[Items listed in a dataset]
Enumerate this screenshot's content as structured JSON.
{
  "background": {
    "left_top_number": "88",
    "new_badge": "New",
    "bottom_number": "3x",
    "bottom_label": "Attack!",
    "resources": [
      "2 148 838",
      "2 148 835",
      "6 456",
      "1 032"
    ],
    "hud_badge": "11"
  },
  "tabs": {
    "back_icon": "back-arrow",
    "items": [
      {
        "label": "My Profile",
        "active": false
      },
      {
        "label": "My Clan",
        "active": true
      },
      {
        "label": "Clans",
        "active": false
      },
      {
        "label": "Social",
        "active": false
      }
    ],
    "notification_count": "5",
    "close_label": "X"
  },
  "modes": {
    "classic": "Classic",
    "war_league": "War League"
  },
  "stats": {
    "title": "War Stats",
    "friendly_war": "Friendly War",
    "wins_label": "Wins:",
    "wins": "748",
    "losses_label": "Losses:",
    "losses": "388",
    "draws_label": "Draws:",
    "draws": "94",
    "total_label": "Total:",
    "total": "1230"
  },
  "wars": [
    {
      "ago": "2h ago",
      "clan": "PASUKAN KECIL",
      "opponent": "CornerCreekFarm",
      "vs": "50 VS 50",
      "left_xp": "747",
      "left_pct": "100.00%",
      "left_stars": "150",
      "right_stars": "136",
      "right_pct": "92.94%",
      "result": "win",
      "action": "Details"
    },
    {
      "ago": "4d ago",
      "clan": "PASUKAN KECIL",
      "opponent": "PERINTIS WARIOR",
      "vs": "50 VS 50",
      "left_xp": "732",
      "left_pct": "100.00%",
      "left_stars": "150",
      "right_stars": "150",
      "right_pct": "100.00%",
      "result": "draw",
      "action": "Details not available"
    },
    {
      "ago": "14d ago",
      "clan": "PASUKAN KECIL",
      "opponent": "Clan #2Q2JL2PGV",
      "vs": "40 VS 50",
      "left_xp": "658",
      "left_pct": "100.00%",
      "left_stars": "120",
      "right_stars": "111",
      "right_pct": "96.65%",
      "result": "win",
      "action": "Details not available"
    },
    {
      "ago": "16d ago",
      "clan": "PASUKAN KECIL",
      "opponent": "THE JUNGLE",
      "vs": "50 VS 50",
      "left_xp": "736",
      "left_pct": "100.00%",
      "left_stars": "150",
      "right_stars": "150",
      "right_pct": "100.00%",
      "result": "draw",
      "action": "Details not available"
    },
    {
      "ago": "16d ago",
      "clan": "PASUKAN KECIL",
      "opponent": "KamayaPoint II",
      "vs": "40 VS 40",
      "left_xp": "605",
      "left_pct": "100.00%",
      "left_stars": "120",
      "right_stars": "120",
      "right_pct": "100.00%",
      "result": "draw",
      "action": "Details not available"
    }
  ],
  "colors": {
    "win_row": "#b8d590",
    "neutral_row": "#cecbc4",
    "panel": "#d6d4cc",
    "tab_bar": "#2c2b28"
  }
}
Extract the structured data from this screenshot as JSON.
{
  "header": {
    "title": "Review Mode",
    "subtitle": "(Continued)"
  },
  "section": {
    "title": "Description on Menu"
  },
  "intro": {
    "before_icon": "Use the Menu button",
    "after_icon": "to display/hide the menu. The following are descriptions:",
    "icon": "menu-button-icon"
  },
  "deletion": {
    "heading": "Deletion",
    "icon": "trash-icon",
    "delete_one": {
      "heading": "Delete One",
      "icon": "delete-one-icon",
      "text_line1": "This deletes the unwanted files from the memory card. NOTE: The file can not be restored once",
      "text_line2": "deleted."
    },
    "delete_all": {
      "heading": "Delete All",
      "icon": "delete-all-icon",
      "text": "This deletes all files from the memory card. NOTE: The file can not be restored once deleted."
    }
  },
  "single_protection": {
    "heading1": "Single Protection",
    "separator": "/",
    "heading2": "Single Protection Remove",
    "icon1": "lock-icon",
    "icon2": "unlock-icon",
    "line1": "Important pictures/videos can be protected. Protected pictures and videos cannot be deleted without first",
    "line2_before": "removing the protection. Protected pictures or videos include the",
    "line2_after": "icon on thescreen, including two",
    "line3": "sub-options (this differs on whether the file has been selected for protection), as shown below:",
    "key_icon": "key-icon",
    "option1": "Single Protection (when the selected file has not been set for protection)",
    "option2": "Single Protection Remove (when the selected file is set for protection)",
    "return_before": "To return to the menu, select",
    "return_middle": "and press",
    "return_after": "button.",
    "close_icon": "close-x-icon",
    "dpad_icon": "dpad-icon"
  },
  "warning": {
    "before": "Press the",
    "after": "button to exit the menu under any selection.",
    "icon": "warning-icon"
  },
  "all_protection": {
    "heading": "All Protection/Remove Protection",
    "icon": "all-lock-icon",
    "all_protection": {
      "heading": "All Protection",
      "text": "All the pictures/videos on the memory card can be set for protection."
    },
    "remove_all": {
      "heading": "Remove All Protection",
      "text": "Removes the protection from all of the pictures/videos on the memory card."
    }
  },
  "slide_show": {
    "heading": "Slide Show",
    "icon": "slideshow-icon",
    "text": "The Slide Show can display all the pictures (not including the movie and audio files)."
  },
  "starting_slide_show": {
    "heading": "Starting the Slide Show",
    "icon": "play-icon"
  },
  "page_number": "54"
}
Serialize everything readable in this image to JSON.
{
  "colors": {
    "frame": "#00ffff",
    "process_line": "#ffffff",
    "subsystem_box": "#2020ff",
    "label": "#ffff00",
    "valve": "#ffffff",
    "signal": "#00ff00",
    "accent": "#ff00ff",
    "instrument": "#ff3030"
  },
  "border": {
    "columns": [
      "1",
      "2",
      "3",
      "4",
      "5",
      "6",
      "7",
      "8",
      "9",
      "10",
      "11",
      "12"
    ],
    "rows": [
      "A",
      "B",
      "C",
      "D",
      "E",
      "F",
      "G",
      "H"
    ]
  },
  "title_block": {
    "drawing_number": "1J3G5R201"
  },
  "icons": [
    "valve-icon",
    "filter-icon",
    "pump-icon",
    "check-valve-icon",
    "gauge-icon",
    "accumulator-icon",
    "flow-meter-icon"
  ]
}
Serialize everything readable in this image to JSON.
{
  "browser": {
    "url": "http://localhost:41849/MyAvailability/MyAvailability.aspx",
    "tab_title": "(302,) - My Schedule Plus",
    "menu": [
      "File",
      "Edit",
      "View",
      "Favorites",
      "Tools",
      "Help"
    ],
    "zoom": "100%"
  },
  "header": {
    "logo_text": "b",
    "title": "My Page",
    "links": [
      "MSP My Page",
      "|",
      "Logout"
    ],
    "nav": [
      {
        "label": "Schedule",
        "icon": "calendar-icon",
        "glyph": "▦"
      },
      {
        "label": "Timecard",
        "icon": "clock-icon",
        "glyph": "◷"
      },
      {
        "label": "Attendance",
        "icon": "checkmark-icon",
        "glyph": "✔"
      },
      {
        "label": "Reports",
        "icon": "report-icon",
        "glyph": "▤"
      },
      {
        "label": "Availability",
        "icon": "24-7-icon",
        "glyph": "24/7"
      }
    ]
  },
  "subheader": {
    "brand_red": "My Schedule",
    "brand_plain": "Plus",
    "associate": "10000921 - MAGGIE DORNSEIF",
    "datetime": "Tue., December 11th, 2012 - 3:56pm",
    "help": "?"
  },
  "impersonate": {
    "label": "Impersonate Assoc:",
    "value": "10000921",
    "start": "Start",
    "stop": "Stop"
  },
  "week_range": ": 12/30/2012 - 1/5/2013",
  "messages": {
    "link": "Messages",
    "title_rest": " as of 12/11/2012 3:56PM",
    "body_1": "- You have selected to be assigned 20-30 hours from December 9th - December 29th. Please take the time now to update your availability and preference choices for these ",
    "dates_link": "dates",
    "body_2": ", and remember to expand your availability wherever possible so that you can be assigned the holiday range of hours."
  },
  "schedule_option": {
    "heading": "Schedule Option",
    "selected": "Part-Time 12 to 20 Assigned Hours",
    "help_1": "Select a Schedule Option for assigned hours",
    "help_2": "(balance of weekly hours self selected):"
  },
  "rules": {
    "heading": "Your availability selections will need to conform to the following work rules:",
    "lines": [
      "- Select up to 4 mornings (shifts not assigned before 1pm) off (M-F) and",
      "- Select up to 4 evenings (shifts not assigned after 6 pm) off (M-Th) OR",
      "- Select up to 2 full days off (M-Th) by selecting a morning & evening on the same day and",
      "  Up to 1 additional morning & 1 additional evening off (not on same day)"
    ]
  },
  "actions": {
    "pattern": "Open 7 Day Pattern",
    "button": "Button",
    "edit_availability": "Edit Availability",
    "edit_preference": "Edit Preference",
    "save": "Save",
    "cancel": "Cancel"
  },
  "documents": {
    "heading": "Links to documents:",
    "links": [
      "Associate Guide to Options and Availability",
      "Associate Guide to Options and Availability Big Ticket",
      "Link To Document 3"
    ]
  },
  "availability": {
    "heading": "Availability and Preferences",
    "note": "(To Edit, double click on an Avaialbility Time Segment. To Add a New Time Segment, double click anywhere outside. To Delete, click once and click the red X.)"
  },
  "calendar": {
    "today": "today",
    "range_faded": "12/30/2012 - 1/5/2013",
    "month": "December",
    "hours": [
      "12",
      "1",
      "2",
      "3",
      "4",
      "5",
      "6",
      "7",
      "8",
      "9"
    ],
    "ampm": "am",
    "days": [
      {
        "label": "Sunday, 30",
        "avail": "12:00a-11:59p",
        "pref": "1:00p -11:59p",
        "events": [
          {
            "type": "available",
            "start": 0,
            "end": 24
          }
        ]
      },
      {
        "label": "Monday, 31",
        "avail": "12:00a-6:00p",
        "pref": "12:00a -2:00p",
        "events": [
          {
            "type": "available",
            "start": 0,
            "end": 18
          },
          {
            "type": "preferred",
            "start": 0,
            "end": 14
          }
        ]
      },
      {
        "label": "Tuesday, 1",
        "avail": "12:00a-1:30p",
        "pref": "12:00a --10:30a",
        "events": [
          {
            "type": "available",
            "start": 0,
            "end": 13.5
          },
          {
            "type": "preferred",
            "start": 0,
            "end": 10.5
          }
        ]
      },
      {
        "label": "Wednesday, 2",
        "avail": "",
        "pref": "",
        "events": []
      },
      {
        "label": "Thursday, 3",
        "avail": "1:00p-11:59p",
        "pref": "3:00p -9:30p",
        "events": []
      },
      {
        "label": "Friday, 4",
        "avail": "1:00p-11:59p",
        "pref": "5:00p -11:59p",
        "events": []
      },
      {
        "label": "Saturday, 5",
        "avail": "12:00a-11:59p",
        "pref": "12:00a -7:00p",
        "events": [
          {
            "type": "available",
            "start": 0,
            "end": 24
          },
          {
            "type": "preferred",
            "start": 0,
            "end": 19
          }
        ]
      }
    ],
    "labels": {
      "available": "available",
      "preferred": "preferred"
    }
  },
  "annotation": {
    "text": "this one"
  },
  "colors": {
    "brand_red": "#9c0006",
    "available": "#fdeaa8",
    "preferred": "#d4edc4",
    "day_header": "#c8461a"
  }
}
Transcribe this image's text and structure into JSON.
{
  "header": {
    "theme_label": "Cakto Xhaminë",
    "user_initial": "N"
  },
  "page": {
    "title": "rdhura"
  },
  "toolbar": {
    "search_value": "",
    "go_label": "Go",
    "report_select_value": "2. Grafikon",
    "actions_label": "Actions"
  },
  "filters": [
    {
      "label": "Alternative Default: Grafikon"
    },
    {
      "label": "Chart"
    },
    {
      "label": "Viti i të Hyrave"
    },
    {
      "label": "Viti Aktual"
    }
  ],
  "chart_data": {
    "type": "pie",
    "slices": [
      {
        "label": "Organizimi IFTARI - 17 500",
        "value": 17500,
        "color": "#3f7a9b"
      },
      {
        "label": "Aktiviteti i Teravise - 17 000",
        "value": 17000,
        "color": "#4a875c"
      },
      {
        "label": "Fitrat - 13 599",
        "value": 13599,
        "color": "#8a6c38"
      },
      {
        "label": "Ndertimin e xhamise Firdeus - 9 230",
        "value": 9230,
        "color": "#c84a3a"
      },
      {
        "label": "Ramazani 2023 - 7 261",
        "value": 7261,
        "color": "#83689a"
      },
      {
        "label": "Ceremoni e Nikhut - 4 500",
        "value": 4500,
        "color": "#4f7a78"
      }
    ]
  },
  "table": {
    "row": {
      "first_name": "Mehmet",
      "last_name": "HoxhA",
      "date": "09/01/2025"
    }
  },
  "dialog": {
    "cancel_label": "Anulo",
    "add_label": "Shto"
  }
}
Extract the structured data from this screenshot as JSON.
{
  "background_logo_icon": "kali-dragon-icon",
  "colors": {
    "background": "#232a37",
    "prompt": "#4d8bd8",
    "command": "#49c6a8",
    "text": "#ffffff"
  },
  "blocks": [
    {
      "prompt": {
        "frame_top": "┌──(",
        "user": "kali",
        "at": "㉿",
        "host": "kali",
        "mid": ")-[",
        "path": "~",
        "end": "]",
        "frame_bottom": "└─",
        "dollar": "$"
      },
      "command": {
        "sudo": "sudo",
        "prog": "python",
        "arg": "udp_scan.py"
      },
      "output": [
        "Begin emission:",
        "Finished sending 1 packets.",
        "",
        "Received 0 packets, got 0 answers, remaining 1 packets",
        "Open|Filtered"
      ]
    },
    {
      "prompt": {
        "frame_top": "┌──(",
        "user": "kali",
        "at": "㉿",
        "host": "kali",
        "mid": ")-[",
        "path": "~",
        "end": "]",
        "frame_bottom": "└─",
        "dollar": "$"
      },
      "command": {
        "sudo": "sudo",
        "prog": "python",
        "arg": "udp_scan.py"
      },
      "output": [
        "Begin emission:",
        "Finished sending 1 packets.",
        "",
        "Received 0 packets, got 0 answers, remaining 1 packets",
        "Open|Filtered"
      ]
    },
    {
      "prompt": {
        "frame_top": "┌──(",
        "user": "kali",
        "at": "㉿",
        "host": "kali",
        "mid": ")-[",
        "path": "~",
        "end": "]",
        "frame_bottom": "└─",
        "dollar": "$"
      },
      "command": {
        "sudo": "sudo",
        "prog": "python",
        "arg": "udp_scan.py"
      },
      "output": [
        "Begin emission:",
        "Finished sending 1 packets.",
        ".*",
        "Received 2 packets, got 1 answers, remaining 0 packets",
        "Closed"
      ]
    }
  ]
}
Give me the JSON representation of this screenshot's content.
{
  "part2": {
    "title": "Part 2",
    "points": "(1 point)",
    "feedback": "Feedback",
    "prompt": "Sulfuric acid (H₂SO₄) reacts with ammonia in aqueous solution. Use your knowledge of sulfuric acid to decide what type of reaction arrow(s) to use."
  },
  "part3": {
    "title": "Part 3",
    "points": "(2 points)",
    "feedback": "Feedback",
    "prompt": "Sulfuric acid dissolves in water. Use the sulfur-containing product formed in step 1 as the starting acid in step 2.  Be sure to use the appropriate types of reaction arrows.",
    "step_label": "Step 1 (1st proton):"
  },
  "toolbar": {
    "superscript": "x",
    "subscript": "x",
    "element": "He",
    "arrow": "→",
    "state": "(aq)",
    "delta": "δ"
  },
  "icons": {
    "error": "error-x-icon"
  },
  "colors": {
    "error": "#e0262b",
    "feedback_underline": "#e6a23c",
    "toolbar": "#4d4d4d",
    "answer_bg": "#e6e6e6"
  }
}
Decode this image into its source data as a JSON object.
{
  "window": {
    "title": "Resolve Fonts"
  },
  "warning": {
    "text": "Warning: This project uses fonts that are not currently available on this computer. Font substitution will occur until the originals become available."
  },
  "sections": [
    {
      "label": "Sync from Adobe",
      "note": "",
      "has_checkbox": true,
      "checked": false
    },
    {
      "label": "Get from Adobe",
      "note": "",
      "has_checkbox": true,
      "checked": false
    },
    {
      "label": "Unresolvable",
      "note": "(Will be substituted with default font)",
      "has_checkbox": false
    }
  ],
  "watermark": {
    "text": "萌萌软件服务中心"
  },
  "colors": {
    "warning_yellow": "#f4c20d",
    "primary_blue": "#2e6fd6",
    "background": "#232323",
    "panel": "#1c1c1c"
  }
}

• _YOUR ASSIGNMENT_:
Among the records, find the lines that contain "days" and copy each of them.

• _RESULT BELOW_:
      "- Select up to 2 full days off (M-Th) by selecting a morning & evening on the same day and",
    "days": [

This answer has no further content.